Penal Code 487(d)(1) is the California statute defining vehicle theft, also known as grand theft auto. According to this section, it is a crime to take someone else’s vehicle, worth $950 or more, without the owner’s permission and with the intent to deprive them of their car. Prosecutors can charge this offense as a misdemeanor or a felony.
If you took a vehicle without the rightful owner’s consent and the prosecution cannot prove you intended to keep their car for a long period, it may be possible to have some grand theft auto charges reduced to joyriding charges. The primary difference between the two offenses lies in how long you planned to continue driving the car you took.
What Is Joyriding?
Vehicle Code 10851, also called the “joyriding criminal statute,” makes it unlawful for someone to drive or take another person’s vehicle without the vehicle owner’s explicit permission. If you steal a car in Southern California with the intent to keep it for yourself or sell it for parts, you are committing grand theft auto. In contrast, taking someone else’s car without their consent, driving it around for a little while, then leaving it in the same neighborhood where you found it would be joyriding.
For a vehicle theft to be grand theft auto, the prosecutor must prove you intended to steal the car permanently, or for a long enough period to deprive the owner of significant value or enjoyment of it. For a joyriding charge, you only need to keep the car for a short period.

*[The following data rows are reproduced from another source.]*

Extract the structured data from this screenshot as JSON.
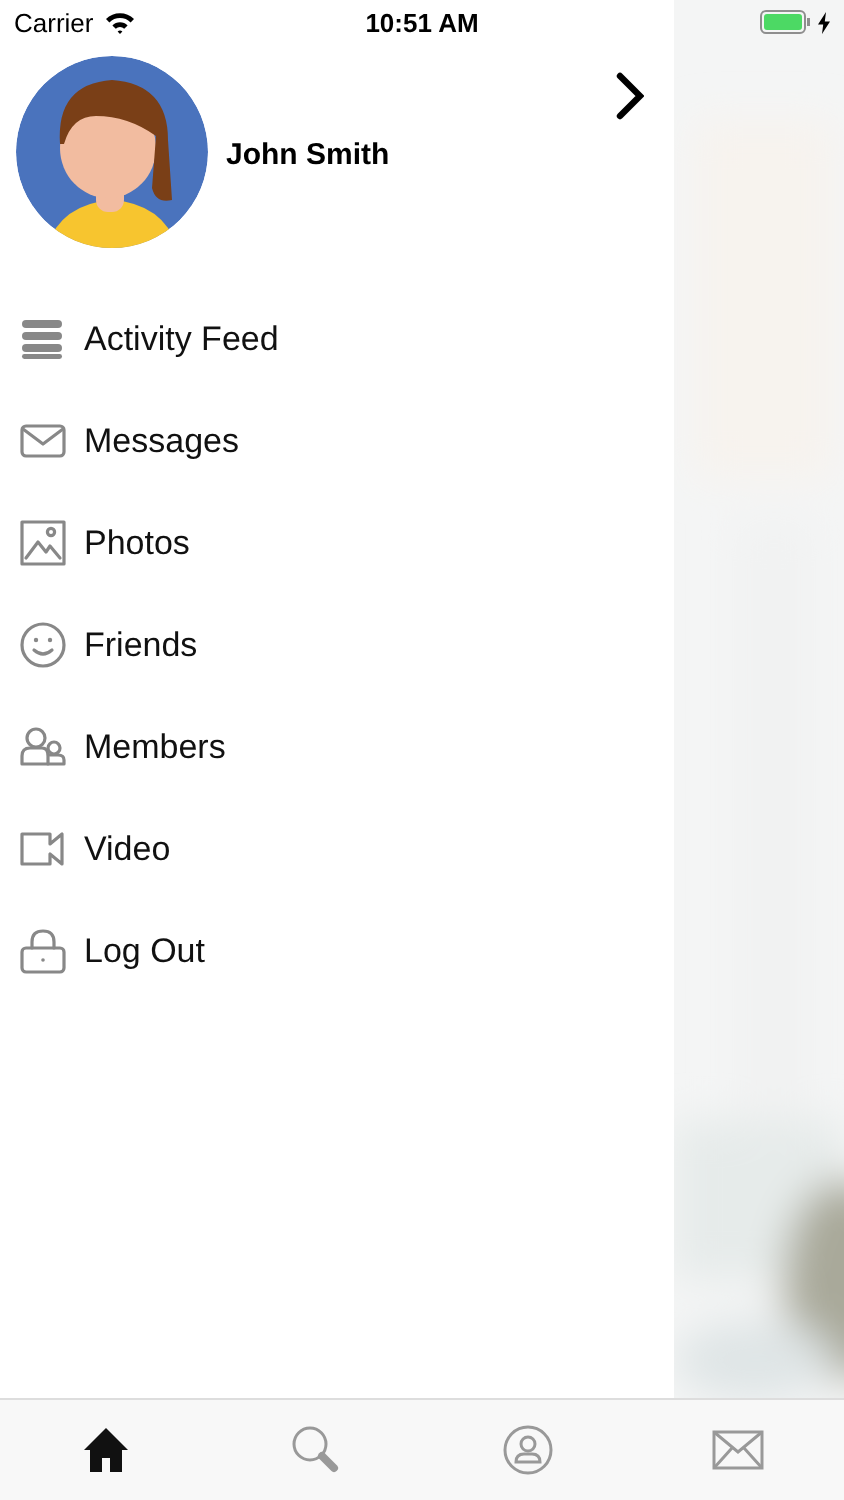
{
  "status_bar": {
    "carrier": "Carrier",
    "time": "10:51 AM"
  },
  "profile": {
    "name": "John Smith"
  },
  "menu": [
    {
      "kind": "feed",
      "label": "Activity Feed"
    },
    {
      "kind": "mail",
      "label": "Messages"
    },
    {
      "label": "Photos"
    },
    {
      "kind": "smile",
      "label": "Friends"
    },
    {
      "kind": "members",
      "label": "Members"
    },
    {
      "kind": "video",
      "label": "Video"
    },
    {
      "kind": "lock",
      "label": "Log Out"
    }
  ],
  "tab_bar": [
    {
      "kind": "home",
      "selected": true
    },
    {
      "kind": "search",
      "selected": false
    },
    {
      "kind": "profile",
      "selected": false
    },
    {
      "kind": "mail",
      "selected": false
    }
  ]
}
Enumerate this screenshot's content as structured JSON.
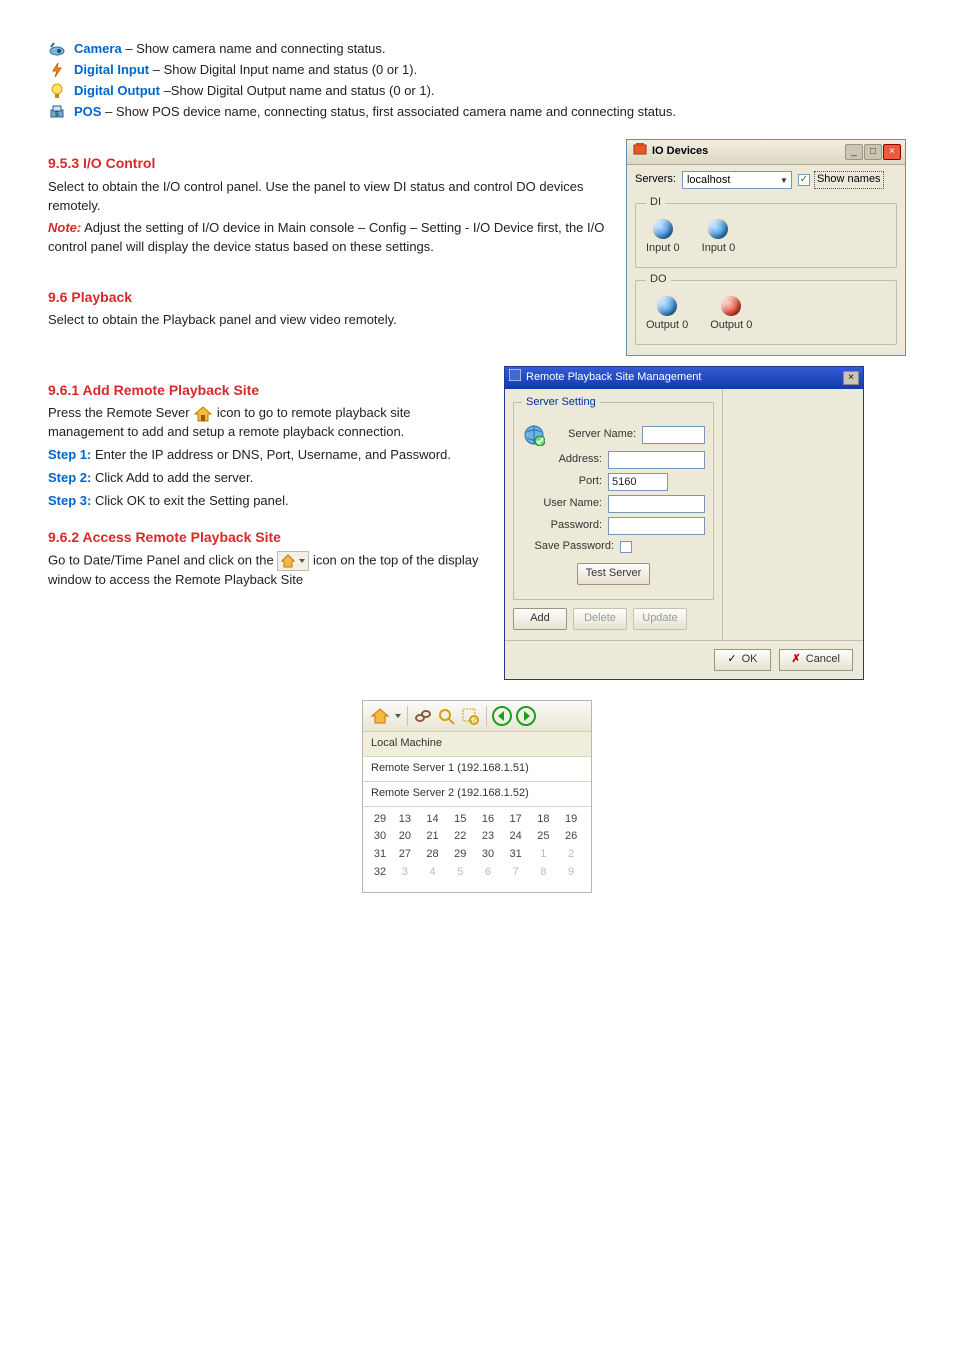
{
  "bullets": {
    "camera": {
      "label": "Camera",
      "text": "– Show camera name and connecting status."
    },
    "di": {
      "label": "Digital Input",
      "text": "– Show Digital Input name and status (0 or 1)."
    },
    "do": {
      "label": "Digital Output",
      "text": "–Show Digital Output name and status (0 or 1)."
    },
    "pos": {
      "label": "POS",
      "text": "– Show POS device name, connecting status, first associated camera name and connecting status."
    }
  },
  "sec953": {
    "heading": "9.5.3 I/O Control",
    "line1": "Select to obtain the I/O control panel.   Use the panel to view DI status and control DO devices remotely.",
    "note_label": "Note:",
    "note_text": " Adjust the setting of I/O device in Main console – Config – Setting - I/O Device first, the I/O control panel will display the device status based on these settings."
  },
  "sec96": {
    "heading": "9.6 Playback",
    "line": "Select to obtain the Playback panel and view video remotely."
  },
  "sec961": {
    "heading": "9.6.1 Add Remote Playback Site",
    "pre": "Press the Remote Sever",
    "post": " icon to go to remote playback site management to add and setup a remote playback connection.",
    "steps": [
      {
        "k": "Step 1:",
        "v": " Enter the IP address or DNS, Port, Username, and Password."
      },
      {
        "k": "Step 2:",
        "v": " Click Add to add the server."
      },
      {
        "k": "Step 3:",
        "v": " Click OK to exit the Setting panel."
      }
    ]
  },
  "sec962": {
    "heading": "9.6.2 Access Remote Playback Site",
    "pre": "Go to Date/Time Panel and click on the ",
    "post": " icon on the top of the display window to access the Remote Playback Site"
  },
  "io_window": {
    "title": "IO Devices",
    "servers_label": "Servers:",
    "server_value": "localhost",
    "shownames_label": "Show names",
    "di_legend": "DI",
    "do_legend": "DO",
    "di_items": [
      "Input 0",
      "Input 0"
    ],
    "do_items": [
      "Output 0",
      "Output 0"
    ]
  },
  "rpm_window": {
    "title": "Remote Playback Site Management",
    "legend": "Server Setting",
    "labels": {
      "server_name": "Server Name:",
      "address": "Address:",
      "port": "Port:",
      "user": "User Name:",
      "pass": "Password:",
      "savepass": "Save Password:"
    },
    "port_value": "5160",
    "buttons": {
      "test": "Test Server",
      "add": "Add",
      "delete": "Delete",
      "update": "Update",
      "ok": "OK",
      "cancel": "Cancel"
    }
  },
  "dtpanel": {
    "rows": [
      "Local Machine",
      "Remote Server 1 (192.168.1.51)",
      "Remote Server 2 (192.168.1.52)"
    ],
    "weeks": [
      "29",
      "30",
      "31",
      "32"
    ],
    "grid": [
      [
        "13",
        "14",
        "15",
        "16",
        "17",
        "18",
        "19"
      ],
      [
        "20",
        "21",
        "22",
        "23",
        "24",
        "25",
        "26"
      ],
      [
        "27",
        "28",
        "29",
        "30",
        "31",
        "1",
        "2"
      ],
      [
        "3",
        "4",
        "5",
        "6",
        "7",
        "8",
        "9"
      ]
    ]
  }
}
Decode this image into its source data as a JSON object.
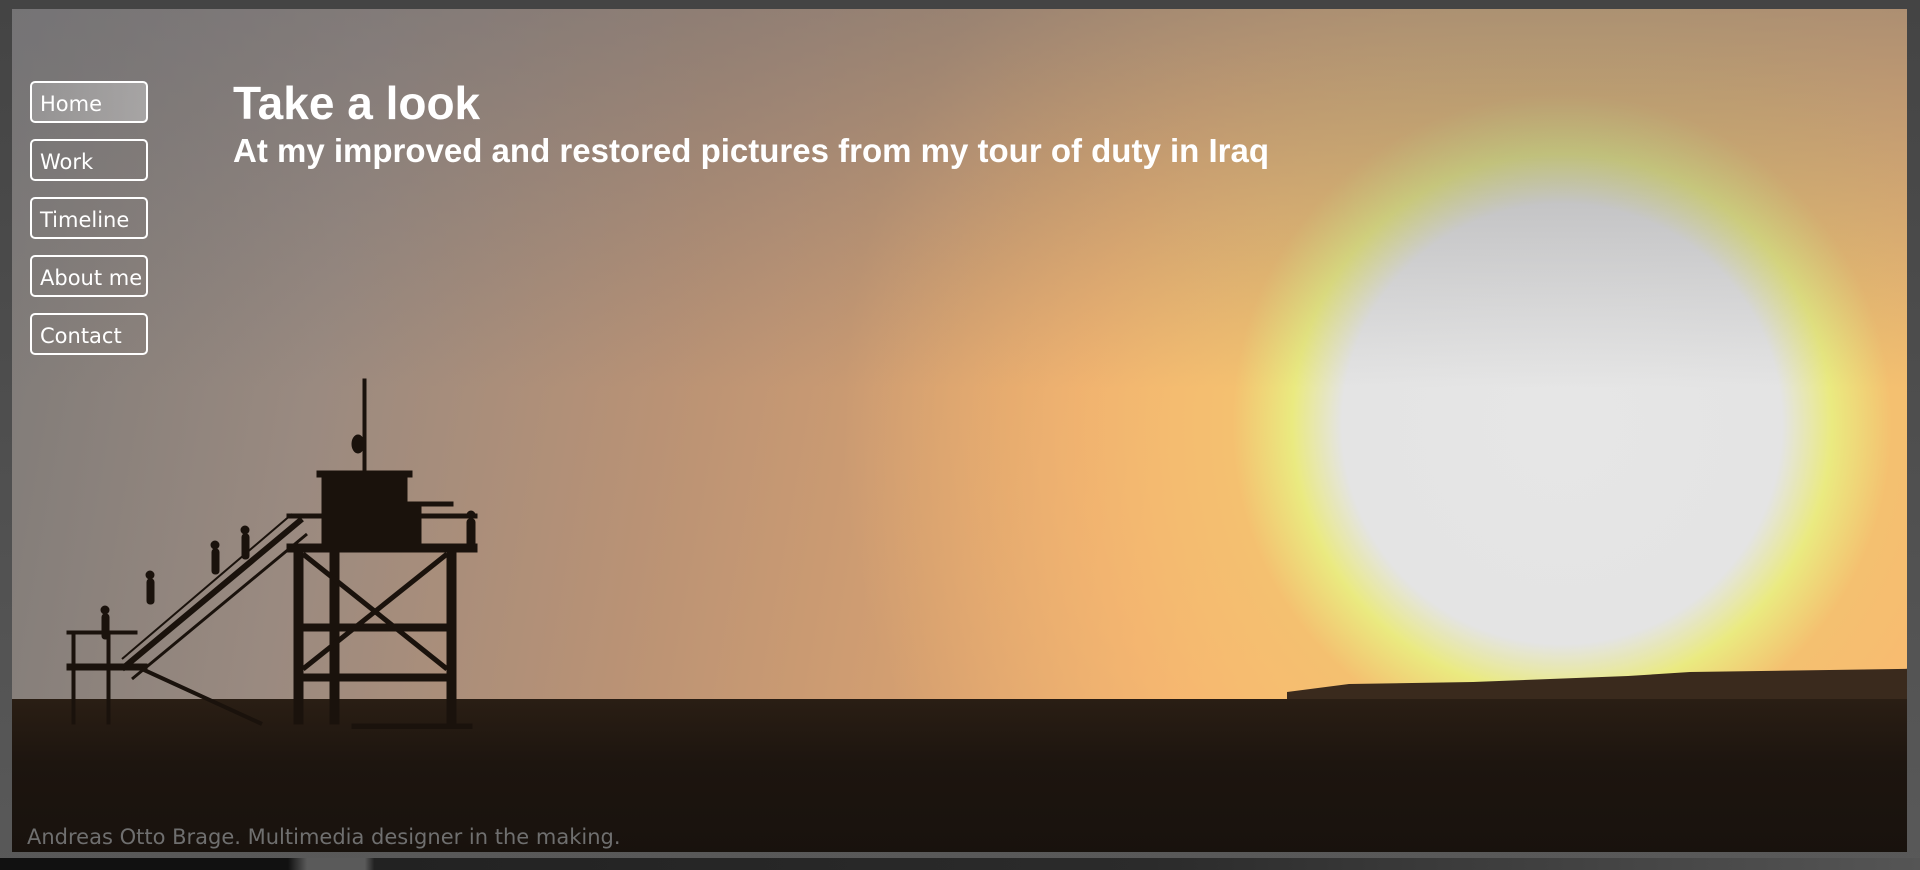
{
  "nav": {
    "items": [
      {
        "label": "Home",
        "active": true
      },
      {
        "label": "Work"
      },
      {
        "label": "Timeline"
      },
      {
        "label": "About me"
      },
      {
        "label": "Contact"
      }
    ]
  },
  "hero": {
    "title": "Take a look",
    "subtitle": "At my improved and restored pictures from my tour of duty in Iraq"
  },
  "footer": {
    "text": "Andreas Otto Brage. Multimedia designer in the making."
  },
  "colors": {
    "nav_border": "#ffffff",
    "heading_text": "#ffffff",
    "footer_text": "#6f6f6f"
  }
}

However, if you first obtained the owner’s permission to use their car, you are not guilty of joyriding under Vehicle Code 10851, even if you initially lied to them about why you wanted to borrow their vehicle.
Joyriding Penalties in California
In the state of California, joyriding is a “wobbler,” meaning it could be either a misdemeanor or a felony charge, depending on the circumstances surrounding the case and your criminal history.
- If a judge rules that your joyriding case is a misdemeanor, you could face up to 12 months in county jail, a fine of up to $5,000 and informal probation.
- For a felony joyriding conviction, you might need to pay a fine of up to $10,000 and serve up to three years in county jail. If you have a previous auto theft conviction on your record, your jail time could increase accordingly based on Penal Code 666.5 – Repeat Offenses of Auto Theft.
Defend Yourself Against California Joyriding Charges
If you or a loved one is facing a joyriding charge in violation of Vehicle Code 10851, you should reach out to an experienced Southern California defense attorney as soon as possible. At the Law Office of Ron Brower, our award-winning attorneys will give your case the respect and attention it deserves and shield you from any unfortunate future consequences. To schedule your consultation today, call us at 714-997-4400 or complete our convenient online form.